[[ The records open ]]

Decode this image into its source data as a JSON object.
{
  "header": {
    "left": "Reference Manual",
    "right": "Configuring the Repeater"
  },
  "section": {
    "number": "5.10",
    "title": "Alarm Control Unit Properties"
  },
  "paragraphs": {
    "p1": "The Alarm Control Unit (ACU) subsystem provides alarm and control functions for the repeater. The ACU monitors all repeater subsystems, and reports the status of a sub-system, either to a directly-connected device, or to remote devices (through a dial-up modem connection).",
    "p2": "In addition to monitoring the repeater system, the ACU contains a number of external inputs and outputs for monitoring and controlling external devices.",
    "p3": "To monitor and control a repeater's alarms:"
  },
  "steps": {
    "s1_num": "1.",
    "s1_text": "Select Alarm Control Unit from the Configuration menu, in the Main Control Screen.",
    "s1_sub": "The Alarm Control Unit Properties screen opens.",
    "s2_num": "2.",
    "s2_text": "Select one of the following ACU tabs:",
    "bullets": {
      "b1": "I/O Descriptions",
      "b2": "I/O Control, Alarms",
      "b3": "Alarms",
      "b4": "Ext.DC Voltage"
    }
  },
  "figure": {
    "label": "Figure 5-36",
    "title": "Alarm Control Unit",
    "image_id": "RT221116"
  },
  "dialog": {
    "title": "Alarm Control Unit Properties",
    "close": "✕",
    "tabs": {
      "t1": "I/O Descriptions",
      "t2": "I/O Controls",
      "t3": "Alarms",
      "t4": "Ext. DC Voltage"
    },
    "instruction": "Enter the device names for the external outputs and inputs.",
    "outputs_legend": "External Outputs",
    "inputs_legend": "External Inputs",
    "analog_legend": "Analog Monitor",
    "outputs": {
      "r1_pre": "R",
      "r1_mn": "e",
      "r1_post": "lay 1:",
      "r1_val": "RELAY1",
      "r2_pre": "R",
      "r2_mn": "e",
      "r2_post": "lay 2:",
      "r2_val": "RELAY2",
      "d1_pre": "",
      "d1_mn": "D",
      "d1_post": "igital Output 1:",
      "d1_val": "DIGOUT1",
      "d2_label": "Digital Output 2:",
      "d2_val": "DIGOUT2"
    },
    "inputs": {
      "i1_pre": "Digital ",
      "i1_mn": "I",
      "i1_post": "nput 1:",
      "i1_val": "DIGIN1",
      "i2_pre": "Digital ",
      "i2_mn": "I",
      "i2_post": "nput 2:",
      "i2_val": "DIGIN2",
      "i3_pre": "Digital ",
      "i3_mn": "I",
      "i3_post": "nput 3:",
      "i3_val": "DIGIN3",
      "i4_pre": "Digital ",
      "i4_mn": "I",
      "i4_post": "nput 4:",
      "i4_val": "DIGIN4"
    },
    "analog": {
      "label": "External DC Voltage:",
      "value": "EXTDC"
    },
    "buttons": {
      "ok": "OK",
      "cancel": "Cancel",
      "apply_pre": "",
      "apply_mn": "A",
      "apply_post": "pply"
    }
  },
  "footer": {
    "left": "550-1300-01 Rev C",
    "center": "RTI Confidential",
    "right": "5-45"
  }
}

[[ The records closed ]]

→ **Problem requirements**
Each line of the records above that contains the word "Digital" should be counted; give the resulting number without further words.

→ **The answer**
5